More thoughts on the value of prototyping and/or designing in HTML, this time from Jason Fried at 37 Signals. In his post, Why we skip Photoshop, Jason outlines seven reasons. I don’t necessarily agree with all of them, but here’s where we agree:
- You can’t pull down menus in a Photoshop mockup, you can’t enter text into a field in a Photoshop mockup, you can’t click a link in a Photoshop mockup. HTML/CSS, on the other hand, is the real experience.
- …you can’t quickly change the text without going back into Photoshop, changing the text, saving the file, exporting it as a gif/png/jpg, etc…. Photoshop isn’t collaboration friendly.
- If you’re not fast enough in HTML/CSS, then spend the time learning how to create in HTML/CSS faster. It’s time well spent.
If you are doing interaction design, you need to be able to represent interactions so that you get the most out of evaluation and iteration of your design. Photoshop, PowerPoint, OmniGraffle and other static tools can’t represent interactivity in any real way. HTML/CSS is a much more direct and efficient path and, as Jason points out, if you don’t know it it’s well worth the time spent learning it.
Here’s where we disagree:
- When you use Photoshop you can’t help but pay attention to the details. The alignment, the specific colors, the exact shapes…
- Photoshop puts the focus on production, not productivity. Photoshop is about building something to look at…

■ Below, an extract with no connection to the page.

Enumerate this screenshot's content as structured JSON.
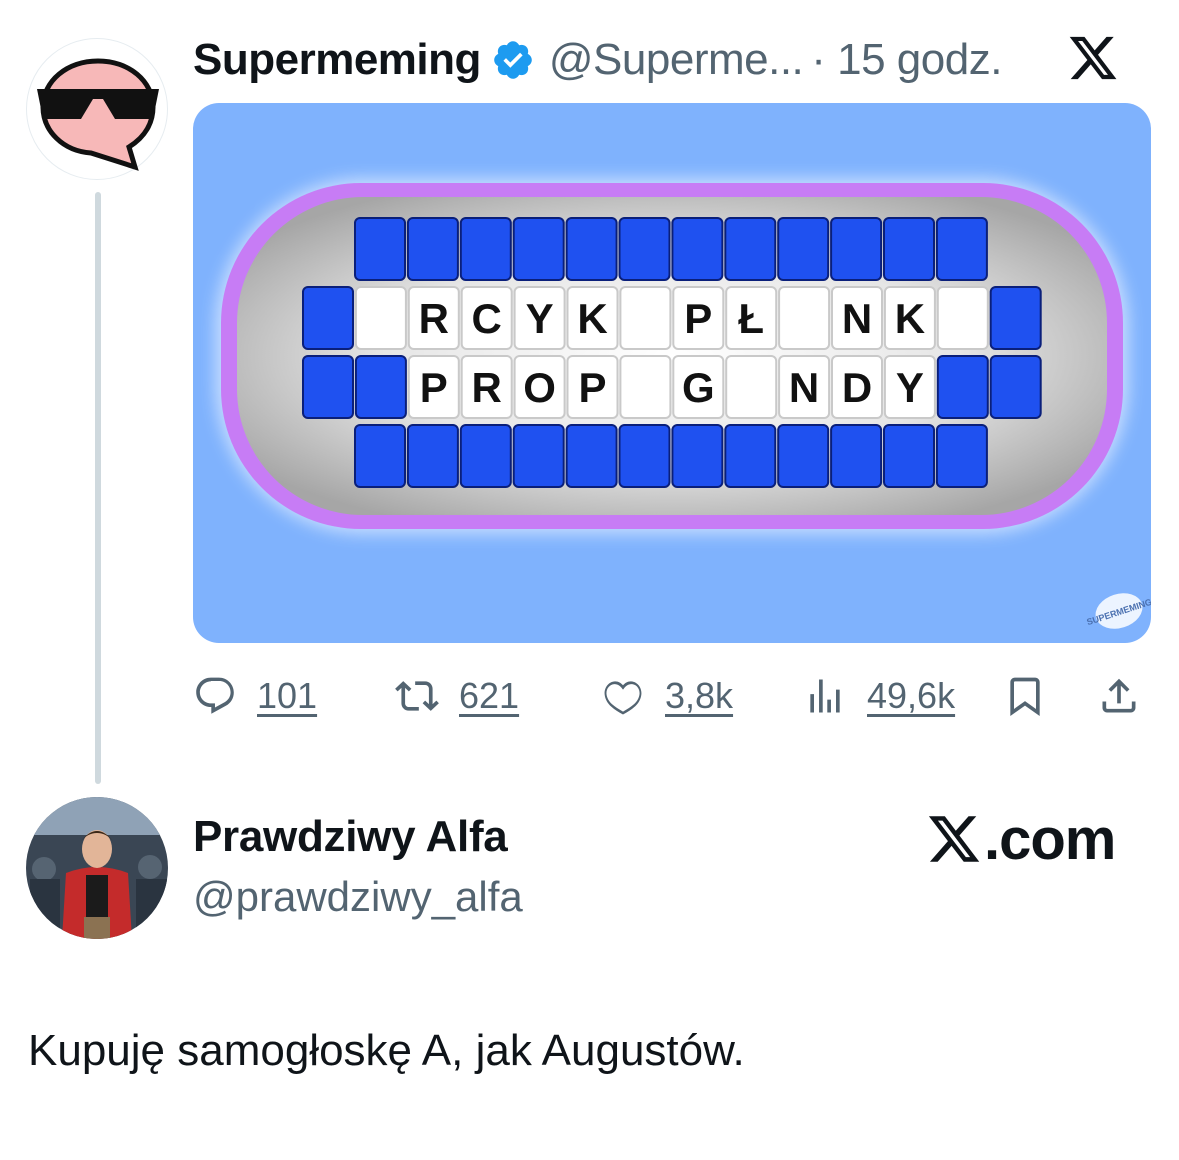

In my opinion Photoshop is a fine tool for expressing your ideas. I know many designers who are very efficient with the tool. True, you can focus too much, too early on how it looks, but you can commit that sin with any design tool, including HTML/CSS. The initial stages of a design are about generating and vetting high-level concepts and giving the project shape. At that stage of design, use whatever tool you find most efficient. When it’s time to evaluate and iterate an interactive design (through usability testing, for example) HTML/CSS is the method that I’ve found most effective.